  • This is the letter my principal sent to the parents of my first class. I started in October. The class had started the year at the beginning of August (year-round school) with an experienced teacher who took an open position on a different schedule. While the kids were out for their September break, I was hired. It was my first teaching job and I was 23. I'd heard much later that parents were frustrated that the other teacher had left and that she was being replaced by a young, totally-inexperienced teacher. Greg did an amazing job protecting me from that and making me feel 100% welcomed by all. His support and that of my coworkers was crucial in surviving that very difficult first year.



  • And speaking of that first year, here's my job offer with a starting salary of $25,412. While teachers are still grossly underpaid for all they're expected to do and the level of education and continued professional development required of them, I'm glad that there has been so much progress in this area.


  • On the second-to-last day of school, I would ask my students to clean out their desks, then write a letter of advice to the person who would be sitting in that desk as part of my next class.

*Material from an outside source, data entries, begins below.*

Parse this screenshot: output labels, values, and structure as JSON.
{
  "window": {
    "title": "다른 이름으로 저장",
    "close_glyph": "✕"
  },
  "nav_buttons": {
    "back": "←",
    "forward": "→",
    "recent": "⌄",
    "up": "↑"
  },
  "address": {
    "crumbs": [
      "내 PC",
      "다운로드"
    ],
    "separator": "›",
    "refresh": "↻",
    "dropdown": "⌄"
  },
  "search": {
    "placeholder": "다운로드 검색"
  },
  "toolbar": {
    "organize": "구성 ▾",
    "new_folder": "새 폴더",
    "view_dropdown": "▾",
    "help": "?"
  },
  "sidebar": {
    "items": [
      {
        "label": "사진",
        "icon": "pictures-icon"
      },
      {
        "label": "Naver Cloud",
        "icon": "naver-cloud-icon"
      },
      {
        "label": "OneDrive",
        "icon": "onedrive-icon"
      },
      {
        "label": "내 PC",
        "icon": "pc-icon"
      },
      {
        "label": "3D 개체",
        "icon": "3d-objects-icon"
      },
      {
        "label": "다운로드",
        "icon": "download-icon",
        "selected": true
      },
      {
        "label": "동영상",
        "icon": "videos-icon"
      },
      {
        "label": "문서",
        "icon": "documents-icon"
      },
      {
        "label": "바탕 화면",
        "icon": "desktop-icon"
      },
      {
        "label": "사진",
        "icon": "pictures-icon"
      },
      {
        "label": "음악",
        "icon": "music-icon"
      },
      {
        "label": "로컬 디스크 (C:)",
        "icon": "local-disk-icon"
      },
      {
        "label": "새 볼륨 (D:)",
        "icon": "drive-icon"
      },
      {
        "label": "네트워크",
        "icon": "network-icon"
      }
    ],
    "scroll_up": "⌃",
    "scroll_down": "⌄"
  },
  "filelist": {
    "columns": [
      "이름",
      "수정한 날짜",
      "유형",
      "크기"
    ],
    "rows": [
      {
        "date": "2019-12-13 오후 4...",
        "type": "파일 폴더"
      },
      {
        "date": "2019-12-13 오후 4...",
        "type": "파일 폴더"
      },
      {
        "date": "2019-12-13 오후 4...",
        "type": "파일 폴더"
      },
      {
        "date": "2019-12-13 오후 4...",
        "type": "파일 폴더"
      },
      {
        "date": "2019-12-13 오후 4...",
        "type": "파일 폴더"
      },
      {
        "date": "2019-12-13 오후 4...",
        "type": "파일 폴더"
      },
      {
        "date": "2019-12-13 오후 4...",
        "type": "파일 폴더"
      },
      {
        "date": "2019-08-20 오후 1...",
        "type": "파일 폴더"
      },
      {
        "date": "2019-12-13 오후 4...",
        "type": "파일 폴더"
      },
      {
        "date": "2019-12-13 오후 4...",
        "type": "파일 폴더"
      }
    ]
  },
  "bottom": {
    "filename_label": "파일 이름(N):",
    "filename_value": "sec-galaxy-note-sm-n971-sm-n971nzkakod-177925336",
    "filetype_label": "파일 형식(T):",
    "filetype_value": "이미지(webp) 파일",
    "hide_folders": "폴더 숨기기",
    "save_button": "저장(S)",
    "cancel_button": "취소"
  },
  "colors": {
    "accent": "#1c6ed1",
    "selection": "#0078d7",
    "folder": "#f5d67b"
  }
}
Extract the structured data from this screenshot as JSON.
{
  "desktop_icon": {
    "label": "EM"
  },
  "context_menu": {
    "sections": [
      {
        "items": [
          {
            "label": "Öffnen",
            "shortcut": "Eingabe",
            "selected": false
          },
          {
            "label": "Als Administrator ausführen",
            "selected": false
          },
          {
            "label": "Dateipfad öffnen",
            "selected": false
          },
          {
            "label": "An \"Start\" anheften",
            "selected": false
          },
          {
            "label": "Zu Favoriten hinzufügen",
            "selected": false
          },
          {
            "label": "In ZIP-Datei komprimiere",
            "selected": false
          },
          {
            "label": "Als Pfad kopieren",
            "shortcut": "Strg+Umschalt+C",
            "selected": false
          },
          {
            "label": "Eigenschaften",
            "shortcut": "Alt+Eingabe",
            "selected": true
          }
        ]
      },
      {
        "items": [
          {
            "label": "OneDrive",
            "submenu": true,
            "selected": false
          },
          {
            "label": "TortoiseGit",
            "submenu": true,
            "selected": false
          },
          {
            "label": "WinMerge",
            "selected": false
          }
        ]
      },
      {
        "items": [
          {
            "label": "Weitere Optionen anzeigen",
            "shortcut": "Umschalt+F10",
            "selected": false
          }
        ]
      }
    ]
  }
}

I had to read the letters, of course, in case someone had written something inappropriate (no one ever did, thankfully). Most of the letters were predictable: do your homework, listen, don't mess around, etc. and you'll have a good year. But every once in a while, I found a real gem. I photocopied this one. It's only one I ever copied. I love it.



  • From October 1995 to May 2004, I taught as Miss Jones. Steve and I got married on Sunday, May 30, 2004. I returned to school that Thursday as Mrs. deRosier. Since there were only about 2 weeks of school left and I hadn't legally changed my name yet, I finished out the year as Miss Jones. When the 2004-2005 school year started, I was legally Mrs. deRosier and that's what the students would be calling me. Yet...


(Bonus points if you noticed deRosier 
misspelled twice in two different ways.)

  • Teaching (done correctly) is hard, hard work. It's exhausting and draining and consuming. It can be wonderful and awful, all in the same day. Greg had a policy that when we entered a classroom for an observation or other reason, we would leave a "love note" for the teacher. About half of the things I've saved from my teaching time were love notes from other staff members. This one is from our office manager. She was mentoring a particularly challenging student of mine and would pop in occasionally to check on him.



So many wonderful memories. I just wish I'd put them in a scrapbook.